* Entries from a dataset of interfaces:
———
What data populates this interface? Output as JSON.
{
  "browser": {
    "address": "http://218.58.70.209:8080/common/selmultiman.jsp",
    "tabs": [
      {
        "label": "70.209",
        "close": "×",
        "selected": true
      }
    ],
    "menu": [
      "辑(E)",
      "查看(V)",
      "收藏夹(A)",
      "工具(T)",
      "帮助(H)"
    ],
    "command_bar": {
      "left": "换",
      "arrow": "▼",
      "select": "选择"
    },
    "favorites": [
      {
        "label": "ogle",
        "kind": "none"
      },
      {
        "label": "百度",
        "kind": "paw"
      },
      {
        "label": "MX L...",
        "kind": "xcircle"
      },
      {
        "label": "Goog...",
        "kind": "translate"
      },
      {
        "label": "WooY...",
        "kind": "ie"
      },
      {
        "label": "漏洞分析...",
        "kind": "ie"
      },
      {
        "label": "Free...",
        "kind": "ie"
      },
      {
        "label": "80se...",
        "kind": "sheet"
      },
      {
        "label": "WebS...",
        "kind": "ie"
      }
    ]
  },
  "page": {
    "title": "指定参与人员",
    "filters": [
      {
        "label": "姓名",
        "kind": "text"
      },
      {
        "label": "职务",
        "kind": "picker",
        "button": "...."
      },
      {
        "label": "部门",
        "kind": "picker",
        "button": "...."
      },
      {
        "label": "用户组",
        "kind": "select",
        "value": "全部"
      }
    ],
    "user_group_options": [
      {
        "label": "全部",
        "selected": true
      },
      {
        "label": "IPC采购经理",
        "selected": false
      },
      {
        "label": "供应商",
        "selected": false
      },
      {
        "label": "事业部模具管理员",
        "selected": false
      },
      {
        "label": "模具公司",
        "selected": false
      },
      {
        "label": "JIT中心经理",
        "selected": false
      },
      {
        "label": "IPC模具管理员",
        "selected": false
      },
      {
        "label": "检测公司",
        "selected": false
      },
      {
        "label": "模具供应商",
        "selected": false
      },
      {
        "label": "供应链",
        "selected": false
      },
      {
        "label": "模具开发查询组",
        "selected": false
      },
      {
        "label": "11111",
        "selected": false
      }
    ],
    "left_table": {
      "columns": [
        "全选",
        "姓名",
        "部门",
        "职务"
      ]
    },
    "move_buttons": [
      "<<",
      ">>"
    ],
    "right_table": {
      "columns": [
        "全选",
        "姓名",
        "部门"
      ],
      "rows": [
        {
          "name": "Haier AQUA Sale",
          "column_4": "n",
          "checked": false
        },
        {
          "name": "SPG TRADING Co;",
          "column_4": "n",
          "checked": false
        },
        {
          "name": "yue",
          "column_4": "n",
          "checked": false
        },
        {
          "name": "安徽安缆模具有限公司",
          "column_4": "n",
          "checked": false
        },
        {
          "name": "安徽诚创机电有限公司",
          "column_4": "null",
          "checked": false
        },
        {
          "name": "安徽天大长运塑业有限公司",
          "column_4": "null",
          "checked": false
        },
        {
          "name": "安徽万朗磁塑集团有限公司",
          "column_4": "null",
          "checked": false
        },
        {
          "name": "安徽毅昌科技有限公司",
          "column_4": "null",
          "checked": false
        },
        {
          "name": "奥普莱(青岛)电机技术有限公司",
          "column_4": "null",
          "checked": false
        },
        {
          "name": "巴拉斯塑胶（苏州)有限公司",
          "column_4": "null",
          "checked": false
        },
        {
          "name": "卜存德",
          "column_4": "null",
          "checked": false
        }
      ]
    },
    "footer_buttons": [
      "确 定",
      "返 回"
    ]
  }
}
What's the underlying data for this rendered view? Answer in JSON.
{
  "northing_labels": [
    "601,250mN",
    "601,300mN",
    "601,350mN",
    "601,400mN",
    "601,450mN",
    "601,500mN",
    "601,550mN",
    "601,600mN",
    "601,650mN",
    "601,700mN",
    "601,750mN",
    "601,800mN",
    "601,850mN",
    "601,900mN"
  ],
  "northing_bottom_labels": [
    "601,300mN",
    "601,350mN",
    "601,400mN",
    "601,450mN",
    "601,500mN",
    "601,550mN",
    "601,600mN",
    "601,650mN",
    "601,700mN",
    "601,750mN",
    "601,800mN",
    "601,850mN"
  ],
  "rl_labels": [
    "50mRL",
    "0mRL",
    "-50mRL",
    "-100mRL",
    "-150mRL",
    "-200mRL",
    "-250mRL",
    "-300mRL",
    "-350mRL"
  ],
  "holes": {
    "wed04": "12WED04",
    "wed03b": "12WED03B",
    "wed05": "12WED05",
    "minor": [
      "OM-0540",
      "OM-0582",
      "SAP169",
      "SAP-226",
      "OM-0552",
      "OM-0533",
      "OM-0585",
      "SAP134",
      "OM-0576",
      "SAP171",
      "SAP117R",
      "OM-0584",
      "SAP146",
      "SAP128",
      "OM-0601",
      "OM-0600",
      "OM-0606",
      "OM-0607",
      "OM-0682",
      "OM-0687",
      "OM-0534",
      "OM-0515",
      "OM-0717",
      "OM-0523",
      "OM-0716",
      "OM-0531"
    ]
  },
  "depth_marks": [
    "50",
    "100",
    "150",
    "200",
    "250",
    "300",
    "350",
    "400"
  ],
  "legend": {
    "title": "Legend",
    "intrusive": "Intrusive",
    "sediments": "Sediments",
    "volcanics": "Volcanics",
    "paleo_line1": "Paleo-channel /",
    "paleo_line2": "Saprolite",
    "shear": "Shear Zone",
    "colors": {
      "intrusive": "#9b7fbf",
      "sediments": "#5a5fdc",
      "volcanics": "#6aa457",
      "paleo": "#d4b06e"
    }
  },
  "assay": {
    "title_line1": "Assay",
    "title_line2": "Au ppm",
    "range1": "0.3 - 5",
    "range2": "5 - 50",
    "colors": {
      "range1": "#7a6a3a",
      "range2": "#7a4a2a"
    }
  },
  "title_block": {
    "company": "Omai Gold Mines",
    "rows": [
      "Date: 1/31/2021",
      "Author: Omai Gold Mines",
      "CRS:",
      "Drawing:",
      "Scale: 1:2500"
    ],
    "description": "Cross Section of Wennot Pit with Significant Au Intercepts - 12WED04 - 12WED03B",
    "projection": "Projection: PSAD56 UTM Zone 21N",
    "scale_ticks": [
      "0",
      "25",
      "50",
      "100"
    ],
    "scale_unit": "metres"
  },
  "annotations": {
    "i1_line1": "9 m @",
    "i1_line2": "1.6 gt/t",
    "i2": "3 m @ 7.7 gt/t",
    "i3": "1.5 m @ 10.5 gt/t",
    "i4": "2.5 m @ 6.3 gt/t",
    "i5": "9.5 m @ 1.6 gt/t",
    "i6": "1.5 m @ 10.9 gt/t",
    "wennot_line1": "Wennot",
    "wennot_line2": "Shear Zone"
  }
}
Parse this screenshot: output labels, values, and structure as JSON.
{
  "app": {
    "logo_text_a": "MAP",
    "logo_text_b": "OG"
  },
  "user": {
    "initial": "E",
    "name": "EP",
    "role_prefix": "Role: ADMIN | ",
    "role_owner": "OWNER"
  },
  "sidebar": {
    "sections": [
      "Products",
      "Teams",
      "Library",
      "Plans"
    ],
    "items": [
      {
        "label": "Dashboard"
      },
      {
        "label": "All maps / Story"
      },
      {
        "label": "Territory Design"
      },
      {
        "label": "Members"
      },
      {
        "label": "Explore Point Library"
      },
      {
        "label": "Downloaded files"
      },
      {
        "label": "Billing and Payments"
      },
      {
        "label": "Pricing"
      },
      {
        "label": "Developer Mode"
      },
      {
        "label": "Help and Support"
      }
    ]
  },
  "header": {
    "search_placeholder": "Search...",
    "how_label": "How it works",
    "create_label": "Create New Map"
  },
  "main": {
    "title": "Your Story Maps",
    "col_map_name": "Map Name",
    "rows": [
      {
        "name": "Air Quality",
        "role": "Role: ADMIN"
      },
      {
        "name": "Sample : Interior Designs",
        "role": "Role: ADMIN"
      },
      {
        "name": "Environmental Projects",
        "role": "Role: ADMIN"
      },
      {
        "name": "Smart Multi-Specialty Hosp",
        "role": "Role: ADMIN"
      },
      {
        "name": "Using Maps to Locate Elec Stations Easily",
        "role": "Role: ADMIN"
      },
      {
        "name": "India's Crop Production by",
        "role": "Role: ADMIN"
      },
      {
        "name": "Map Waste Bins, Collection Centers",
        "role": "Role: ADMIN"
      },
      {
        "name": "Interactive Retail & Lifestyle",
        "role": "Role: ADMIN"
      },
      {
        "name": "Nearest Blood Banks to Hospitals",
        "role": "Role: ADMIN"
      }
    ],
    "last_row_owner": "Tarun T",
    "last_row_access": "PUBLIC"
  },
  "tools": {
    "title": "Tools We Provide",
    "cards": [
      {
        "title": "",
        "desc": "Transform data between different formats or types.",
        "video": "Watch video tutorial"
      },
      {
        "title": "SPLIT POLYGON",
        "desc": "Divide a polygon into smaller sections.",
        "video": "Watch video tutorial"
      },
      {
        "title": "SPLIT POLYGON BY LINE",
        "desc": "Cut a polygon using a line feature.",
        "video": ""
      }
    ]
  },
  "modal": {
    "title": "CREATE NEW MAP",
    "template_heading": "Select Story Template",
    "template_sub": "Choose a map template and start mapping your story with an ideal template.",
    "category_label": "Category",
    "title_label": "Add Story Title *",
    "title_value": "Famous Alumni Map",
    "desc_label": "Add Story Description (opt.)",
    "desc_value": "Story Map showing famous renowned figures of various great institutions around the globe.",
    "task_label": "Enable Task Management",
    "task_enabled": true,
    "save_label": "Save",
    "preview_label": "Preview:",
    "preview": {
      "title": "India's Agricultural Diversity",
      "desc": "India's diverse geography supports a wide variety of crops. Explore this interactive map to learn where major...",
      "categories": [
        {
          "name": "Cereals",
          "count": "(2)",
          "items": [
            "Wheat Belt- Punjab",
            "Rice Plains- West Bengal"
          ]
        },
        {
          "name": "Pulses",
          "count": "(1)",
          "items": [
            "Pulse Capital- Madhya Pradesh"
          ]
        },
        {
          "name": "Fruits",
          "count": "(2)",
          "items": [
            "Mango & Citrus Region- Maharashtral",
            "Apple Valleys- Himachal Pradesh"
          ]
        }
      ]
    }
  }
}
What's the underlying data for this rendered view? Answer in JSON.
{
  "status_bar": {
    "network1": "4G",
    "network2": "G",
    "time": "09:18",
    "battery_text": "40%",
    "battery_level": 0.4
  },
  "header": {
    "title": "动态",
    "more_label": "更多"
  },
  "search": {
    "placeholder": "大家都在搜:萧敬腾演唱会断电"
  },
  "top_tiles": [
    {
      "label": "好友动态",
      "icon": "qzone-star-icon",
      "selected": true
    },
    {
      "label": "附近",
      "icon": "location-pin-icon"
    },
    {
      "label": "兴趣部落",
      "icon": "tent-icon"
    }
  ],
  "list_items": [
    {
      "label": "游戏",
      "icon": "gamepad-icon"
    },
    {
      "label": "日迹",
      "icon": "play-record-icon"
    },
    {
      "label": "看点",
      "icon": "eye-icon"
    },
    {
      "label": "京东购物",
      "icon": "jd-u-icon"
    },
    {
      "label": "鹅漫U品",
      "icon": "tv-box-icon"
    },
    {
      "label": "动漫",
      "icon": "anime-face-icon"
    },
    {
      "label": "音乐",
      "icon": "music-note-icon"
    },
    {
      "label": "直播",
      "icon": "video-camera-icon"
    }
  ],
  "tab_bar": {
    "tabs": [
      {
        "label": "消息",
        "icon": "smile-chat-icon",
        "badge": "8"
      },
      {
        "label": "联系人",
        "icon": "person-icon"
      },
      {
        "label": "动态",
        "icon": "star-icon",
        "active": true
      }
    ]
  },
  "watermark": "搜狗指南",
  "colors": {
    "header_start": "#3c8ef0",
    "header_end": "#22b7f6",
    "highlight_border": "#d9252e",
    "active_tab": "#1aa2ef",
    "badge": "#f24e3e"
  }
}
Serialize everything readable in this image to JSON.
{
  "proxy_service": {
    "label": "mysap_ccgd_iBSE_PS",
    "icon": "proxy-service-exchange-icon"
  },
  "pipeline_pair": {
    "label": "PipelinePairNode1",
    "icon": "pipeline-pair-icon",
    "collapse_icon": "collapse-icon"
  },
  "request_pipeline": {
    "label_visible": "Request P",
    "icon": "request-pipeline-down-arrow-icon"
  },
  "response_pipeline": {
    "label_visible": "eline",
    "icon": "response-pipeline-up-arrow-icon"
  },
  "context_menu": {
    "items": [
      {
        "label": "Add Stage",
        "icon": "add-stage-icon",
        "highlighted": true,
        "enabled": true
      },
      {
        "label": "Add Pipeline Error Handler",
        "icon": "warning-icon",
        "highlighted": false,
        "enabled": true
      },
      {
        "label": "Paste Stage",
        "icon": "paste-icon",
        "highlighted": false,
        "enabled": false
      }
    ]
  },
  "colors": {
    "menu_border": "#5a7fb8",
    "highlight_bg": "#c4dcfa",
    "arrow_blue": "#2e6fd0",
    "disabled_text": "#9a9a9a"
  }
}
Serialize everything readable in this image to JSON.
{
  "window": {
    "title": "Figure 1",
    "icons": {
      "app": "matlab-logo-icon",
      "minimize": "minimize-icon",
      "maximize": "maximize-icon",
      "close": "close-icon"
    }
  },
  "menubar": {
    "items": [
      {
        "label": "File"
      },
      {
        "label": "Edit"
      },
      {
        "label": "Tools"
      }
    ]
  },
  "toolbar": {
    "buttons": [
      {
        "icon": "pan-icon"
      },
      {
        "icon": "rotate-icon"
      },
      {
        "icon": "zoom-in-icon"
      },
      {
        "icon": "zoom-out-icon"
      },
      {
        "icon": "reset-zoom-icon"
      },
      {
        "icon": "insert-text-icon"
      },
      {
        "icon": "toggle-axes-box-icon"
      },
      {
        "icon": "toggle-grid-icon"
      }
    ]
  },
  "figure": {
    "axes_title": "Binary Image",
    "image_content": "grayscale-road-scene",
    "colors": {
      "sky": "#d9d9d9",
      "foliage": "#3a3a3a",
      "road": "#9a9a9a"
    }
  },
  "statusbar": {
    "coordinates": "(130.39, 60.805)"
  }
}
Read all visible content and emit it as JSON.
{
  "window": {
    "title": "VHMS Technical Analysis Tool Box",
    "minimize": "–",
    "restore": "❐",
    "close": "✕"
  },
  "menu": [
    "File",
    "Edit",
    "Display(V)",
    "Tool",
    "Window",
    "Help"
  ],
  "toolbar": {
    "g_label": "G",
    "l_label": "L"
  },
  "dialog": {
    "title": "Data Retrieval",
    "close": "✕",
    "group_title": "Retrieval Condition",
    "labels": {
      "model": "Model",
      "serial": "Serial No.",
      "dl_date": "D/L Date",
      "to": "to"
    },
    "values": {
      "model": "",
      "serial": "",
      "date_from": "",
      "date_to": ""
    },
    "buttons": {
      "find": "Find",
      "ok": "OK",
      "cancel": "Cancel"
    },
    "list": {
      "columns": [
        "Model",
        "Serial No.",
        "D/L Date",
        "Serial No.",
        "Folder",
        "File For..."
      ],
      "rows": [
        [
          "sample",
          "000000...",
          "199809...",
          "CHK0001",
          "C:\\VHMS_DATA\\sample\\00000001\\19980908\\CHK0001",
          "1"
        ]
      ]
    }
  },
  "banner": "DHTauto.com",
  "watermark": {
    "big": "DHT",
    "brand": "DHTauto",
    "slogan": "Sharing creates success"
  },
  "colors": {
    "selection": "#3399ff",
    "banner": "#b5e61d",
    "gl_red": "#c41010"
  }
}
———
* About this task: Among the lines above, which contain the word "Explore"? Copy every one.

* Your response:
        "label": "Explore Point Library"
      "desc": "India's diverse geography supports a wide variety of crops. Explore this interactive map to learn where major...",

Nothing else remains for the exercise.